Grant Zazula was pretty excited to hit the cinema in Whitehorse on Friday night, for the opening night of Alpha — an ice age adventure tale about a boy and a wolf — but he was also a bit nervous.
"I know there are some compromises in the movie. There are some things I'm going to cringe when I see and I'm going to go, 'I told you not to do that!'" Zazula said.
The Yukon government paleontologist was drafted three years ago to serve as a scientific adviser to the filmmakers. An anthropologist friend of his in Vancouver, already enlisted to develop language for the film, helped make the connection.
"She was meeting with the director and the producers, they asked her if she knew any paleontologists and she said, 'well, I know this guy up in Whitehorse,'" Zazula said.

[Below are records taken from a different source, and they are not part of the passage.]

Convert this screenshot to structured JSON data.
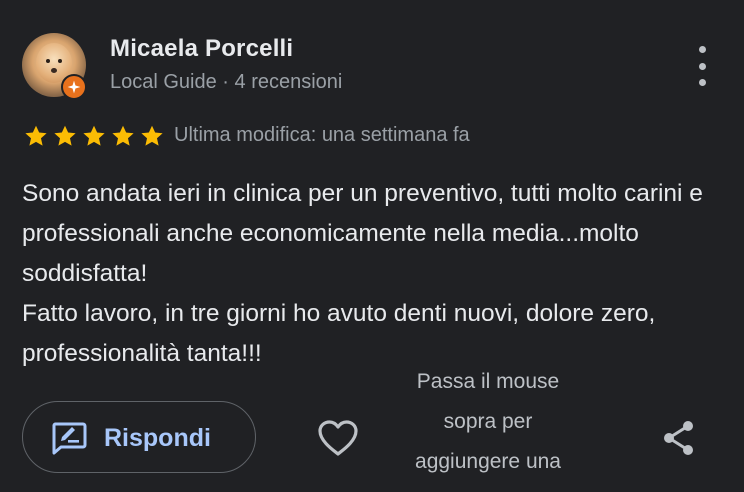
{
  "reviewer": {
    "name": "Micaela Porcelli",
    "meta": "Local Guide · 4 recensioni"
  },
  "rating": {
    "stars": 5,
    "max": 5,
    "modified": "Ultima modifica: una settimana fa"
  },
  "review": {
    "lines": [
      "Sono andata ieri in clinica per un preventivo, tutti molto carini e professionali anche economicamente nella media...molto soddisfatta!",
      "Fatto lavoro, in tre giorni ho avuto denti nuovi, dolore zero, professionalità tanta!!!"
    ]
  },
  "actions": {
    "reply_label": "Rispondi",
    "tooltip": "Passa il mouse sopra per aggiungere una"
  },
  "icons": {
    "more": "more-vert-icon",
    "reply": "reply-edit-icon",
    "like": "heart-outline-icon",
    "share": "share-icon",
    "badge": "local-guide-star-icon"
  },
  "colors": {
    "background": "#202124",
    "star": "#fbbc04",
    "reply_accent": "#a8c7fa",
    "badge": "#e8711c",
    "secondary_text": "#9aa0a6"
  }
}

"That's how I got roped into this very cool process."
Zazula is a renowned expert on ice age animals, having dug up and studied bones and fossils throughout Yukon. Woolly mammoths, bison, and scimitar cats — all of which feature in Alpha — are his bailiwick.

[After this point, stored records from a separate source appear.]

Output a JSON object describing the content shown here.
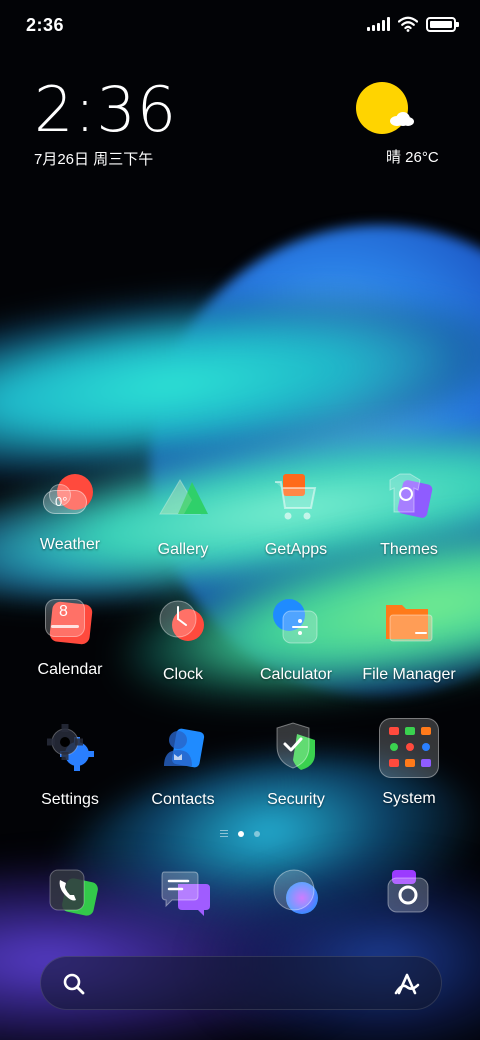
{
  "status_bar": {
    "time": "2:36",
    "icons": [
      "signal-icon",
      "wifi-icon",
      "battery-icon"
    ],
    "battery_level": 1.0
  },
  "clock_widget": {
    "time": "2:36",
    "date": "7月26日 周三下午"
  },
  "weather_widget": {
    "icon": "sun-cloud-icon",
    "text": "晴 26°C",
    "sun_color": "#ffd400"
  },
  "apps": [
    {
      "label": "Weather",
      "icon": "weather-icon",
      "badge": "0°"
    },
    {
      "label": "Gallery",
      "icon": "gallery-icon"
    },
    {
      "label": "GetApps",
      "icon": "getapps-icon"
    },
    {
      "label": "Themes",
      "icon": "themes-icon"
    },
    {
      "label": "Calendar",
      "icon": "calendar-icon",
      "badge": "8"
    },
    {
      "label": "Clock",
      "icon": "clock-icon"
    },
    {
      "label": "Calculator",
      "icon": "calculator-icon"
    },
    {
      "label": "File Manager",
      "icon": "file-manager-icon"
    },
    {
      "label": "Settings",
      "icon": "settings-icon"
    },
    {
      "label": "Contacts",
      "icon": "contacts-icon"
    },
    {
      "label": "Security",
      "icon": "security-icon"
    },
    {
      "label": "System",
      "icon": "system-folder-icon"
    }
  ],
  "page_indicator": {
    "pages": 2,
    "active_page": 1
  },
  "dock": [
    {
      "icon": "phone-icon"
    },
    {
      "icon": "messages-icon"
    },
    {
      "icon": "browser-icon"
    },
    {
      "icon": "camera-icon"
    }
  ],
  "search_bar": {
    "left_icon": "search-icon",
    "right_icon": "assistant-icon"
  },
  "colors": {
    "weather_red": "#ff4a3d",
    "gallery_green": "#2fd06a",
    "getapps_orange": "#ff6a1a",
    "themes_purple": "#8f5cff",
    "calendar_red": "#ff4a3d",
    "calculator_blue": "#1f8bff",
    "file_orange": "#ff7a1a",
    "settings_blue": "#2a7fff",
    "security_green": "#3ad24f",
    "phone_green": "#33c94a",
    "message_purple": "#a05cff",
    "browser_blue": "#3a8cff",
    "camera_purple": "#9b3bff"
  }
}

'This doesn't look right'
The movie is set in Europe, 20,000 years ago and Zazula's job was "to make sure it looked like the ice age," he said. That meant reviewing scripts and talking about film locations.
It was a very different experience for Zazula, who's appeared in plenty of television documentaries but had never worked on a Hollywood film. His scientific input was not always warmly embraced, he said.

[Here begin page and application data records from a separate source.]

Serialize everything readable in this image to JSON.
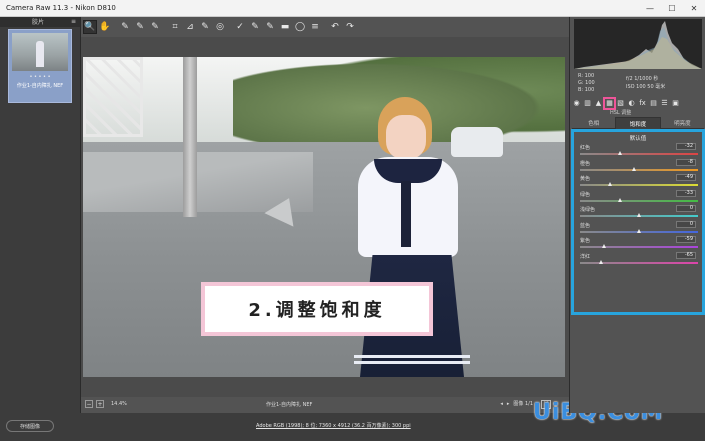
{
  "window": {
    "title": "Camera Raw 11.3 -  Nikon D810",
    "min": "—",
    "max": "☐",
    "close": "✕"
  },
  "filmstrip": {
    "header": "胶片",
    "menu_icon": "≡",
    "thumb": {
      "stars": "• • • • •",
      "name": "作业1-自内障扎 NEF"
    }
  },
  "toolbar": {
    "tools": [
      "🔍",
      "✋",
      "✎",
      "✎",
      "✎",
      "⌗",
      "⊿",
      "✎",
      "◎",
      "✓",
      "✎",
      "✎",
      "▬",
      "◯",
      "≡",
      "↶",
      "↷"
    ]
  },
  "caption": {
    "text": "2.调整饱和度"
  },
  "status": {
    "zoom_minus": "−",
    "zoom_plus": "+",
    "zoom": "14.4%",
    "filename": "作业1-自内障扎 NEF",
    "prev": "◂",
    "next": "▸",
    "count": "图像 1/1",
    "view": "Y"
  },
  "bottom": {
    "save_label": "存储图像",
    "workflow_link": "Adobe RGB (1998); 8 位; 7360 x 4912 (36.2 百万像素); 300 ppi",
    "watermark": "UiBQ.CoM"
  },
  "readout": {
    "rgb": [
      "R:  100",
      "G:  100",
      "B:  100"
    ],
    "camera": [
      "f/2   1/1000 秒",
      "ISO 100   50 毫米"
    ]
  },
  "panel": {
    "icons": [
      "◉",
      "▥",
      "▲",
      "▦",
      "▧",
      "◐",
      "fx",
      "▤",
      "☰",
      "▣"
    ],
    "section_title": "HSL 调整",
    "tabs": [
      "色相",
      "饱和度",
      "明亮度"
    ],
    "adjust_title": "默认值",
    "sliders": [
      {
        "label": "红色",
        "value": "-32",
        "v": -32,
        "color": "#d44"
      },
      {
        "label": "橙色",
        "value": "-8",
        "v": -8,
        "color": "#e92"
      },
      {
        "label": "黄色",
        "value": "-49",
        "v": -49,
        "color": "#dd3"
      },
      {
        "label": "绿色",
        "value": "-33",
        "v": -33,
        "color": "#4b4"
      },
      {
        "label": "浅绿色",
        "value": "0",
        "v": 0,
        "color": "#4cc"
      },
      {
        "label": "蓝色",
        "value": "0",
        "v": 0,
        "color": "#46d"
      },
      {
        "label": "紫色",
        "value": "-59",
        "v": -59,
        "color": "#a4d"
      },
      {
        "label": "洋红",
        "value": "-65",
        "v": -65,
        "color": "#d4a"
      }
    ]
  }
}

Alpha was directed by Albert Hughes, who also co-directed the Denzel Washington flim The Book of Eli, and the critically-acclaimed Menace II Society.
"I think [the director] kind of thought, 'don't you know you're talking to Albert Hughes?'" Zazula said. "But you know, I had to put my stake in the ground and say, 'no, this doesn't look right.'"
"When you hire a scientist to work on a film, you expect scientific advice."
Still, he was excited to finally see the full, finished product. He's confident the filmmakers got it right and made a spectacular ice age tale.
"What I've seen is amazing ... to me that's the important part — it's going to look good, and it's an awesome opportunity to tell the story of the ice age," Zazula said.
"I think it's really the first time the ice age, and ice age people and animals, have been portrayed in Hollywood in a proper scientific form."
Alpha opened in theatres on Friday.
With files from Tara McCarthy